“No one should be fired or fear to go into a restaurant or public place because of their gender … No one should face discrimintaiton for being a member of the LGBTQ community,” said John Collins, an Episcopal priest. “I’ve heard it said that ‘God doesn’t make mistakes.’ Why can’t we accept that God creates LGBTQ people in God’s own image?”
“I’m a husband, father of three, Republican, Conservative, Christian member of the Church of Jesus Christ of Latter-day Saints. I’m a business owner of a firm that employs 20 people. I am strongly in favor of this ordinance,” said Joshua Boyle. “The angry attacks should be proof this is needed.”
“I went to Mesa Public Schools K through 12. I was afraid every day because I was a member of the LGBTQ community. And in Mesa, that wasn’t all right,” said Michael Soto, of Equality Arizona. “By passing this, you will make it possible for me and thousands of others to come home.”
“Fires and emergencies don’t discriminate and nor do we. This ordinance would protect members of the LGBTQ plus community who I proudly work beside and trust my life with” said Dale Crogan, president of United Mesa Firefighters. “Any predators who try to enter a women’s bathroom or a men’s bathroom for that matter would be subject to arrest.”
“Mayor Giles is pushing this anti-family, anti-freedom bill that promotes delusion,” said Harold Matthews, who noted he lives in Gilbert and works in Mesa. “Amazon, Apple and Google are leading the cancel culture … Our enemies are laughing at us. These laws make us weaker
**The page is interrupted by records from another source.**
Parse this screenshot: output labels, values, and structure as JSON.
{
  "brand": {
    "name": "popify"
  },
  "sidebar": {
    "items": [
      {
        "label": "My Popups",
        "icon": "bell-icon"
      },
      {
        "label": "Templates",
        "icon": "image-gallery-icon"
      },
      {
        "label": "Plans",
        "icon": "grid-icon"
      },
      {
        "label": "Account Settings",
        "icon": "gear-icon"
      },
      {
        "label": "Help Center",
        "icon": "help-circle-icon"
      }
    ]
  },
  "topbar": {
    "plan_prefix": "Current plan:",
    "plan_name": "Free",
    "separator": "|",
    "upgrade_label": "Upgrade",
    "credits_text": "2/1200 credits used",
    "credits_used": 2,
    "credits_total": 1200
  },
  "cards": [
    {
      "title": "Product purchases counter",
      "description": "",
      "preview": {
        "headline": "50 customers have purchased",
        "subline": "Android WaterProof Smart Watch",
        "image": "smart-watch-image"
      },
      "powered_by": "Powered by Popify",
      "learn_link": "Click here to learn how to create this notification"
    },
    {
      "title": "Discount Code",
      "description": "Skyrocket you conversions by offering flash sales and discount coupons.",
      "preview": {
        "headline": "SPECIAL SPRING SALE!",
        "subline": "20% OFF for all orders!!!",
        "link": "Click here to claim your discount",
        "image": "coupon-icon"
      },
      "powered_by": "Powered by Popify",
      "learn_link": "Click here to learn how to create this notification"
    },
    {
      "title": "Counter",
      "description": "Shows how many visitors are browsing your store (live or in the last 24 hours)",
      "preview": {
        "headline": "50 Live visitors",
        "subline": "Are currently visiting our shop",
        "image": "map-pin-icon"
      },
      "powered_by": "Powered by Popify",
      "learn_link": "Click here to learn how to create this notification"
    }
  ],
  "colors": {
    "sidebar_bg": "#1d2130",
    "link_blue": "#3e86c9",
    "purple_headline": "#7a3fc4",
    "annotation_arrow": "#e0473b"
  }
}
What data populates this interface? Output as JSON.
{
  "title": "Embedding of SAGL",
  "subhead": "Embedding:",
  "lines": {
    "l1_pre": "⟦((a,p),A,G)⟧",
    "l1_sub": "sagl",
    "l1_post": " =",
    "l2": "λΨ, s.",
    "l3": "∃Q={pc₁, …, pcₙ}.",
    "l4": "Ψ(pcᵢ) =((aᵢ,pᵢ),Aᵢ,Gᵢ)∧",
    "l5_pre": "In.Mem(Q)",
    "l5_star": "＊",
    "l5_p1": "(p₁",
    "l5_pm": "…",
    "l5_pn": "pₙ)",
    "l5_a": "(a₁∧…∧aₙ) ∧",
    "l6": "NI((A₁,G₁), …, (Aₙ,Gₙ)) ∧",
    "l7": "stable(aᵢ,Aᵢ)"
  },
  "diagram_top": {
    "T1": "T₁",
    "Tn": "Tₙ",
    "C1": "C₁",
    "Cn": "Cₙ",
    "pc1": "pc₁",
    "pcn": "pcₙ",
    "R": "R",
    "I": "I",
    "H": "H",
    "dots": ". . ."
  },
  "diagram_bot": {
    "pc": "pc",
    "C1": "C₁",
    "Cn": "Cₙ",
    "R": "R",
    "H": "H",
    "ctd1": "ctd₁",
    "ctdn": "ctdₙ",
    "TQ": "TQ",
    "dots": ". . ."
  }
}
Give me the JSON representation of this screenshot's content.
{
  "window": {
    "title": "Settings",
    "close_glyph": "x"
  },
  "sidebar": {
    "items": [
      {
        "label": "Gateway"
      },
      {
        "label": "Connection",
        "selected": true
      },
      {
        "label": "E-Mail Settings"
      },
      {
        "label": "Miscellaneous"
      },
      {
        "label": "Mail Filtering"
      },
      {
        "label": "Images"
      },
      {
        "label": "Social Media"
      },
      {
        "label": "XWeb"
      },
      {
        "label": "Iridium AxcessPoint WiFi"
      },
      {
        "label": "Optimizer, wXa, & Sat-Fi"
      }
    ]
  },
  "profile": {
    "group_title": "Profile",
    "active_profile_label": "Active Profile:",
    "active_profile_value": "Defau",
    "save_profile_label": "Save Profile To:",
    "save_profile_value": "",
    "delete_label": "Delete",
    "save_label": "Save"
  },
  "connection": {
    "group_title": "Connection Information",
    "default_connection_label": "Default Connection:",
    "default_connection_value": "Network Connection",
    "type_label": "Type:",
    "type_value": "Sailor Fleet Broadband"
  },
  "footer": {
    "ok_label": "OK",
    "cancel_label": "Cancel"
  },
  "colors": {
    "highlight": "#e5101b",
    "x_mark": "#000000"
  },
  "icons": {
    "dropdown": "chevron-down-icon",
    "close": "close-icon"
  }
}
Is this ordinance a dress rehearsal for mass genocide?”
“This ordinance is asking us to be bad parents and coaches,” said Mike Phelan. “This seems to me to open girls and womens sports to great jeopardy.”
“Delay your votes for a few weeks. Give people a chance to be heard,” Cathi Herrod, president of Center for Arizona Policy, said. “The language is vague and open to different interpretations.”
A sampling of the emails that were read:
“We should join the 21st Century.”
“Men do not belong in the women’s bathroom. Listen to your constituents.”
“I am not willing to give up my morals and values for tax money.”
“We need to know the why behind this proposed ordinance. What data is behind this … Which companies have stated they will come to Mesa if this ordinance is passed?”
“It will open the door to child predators.”
“Just because Flagstaff, Phoenix and Tempe have non-discrimainton ordinances, why do we have to? We have different values.”
“This is dangerous. I’m appalled the women on the council would even consider this.”
As Mesa City Council passed a non-discrimination ordinance, David Luna and Julie Spilsbury fought tears in explaining their votes. (City of Mesa)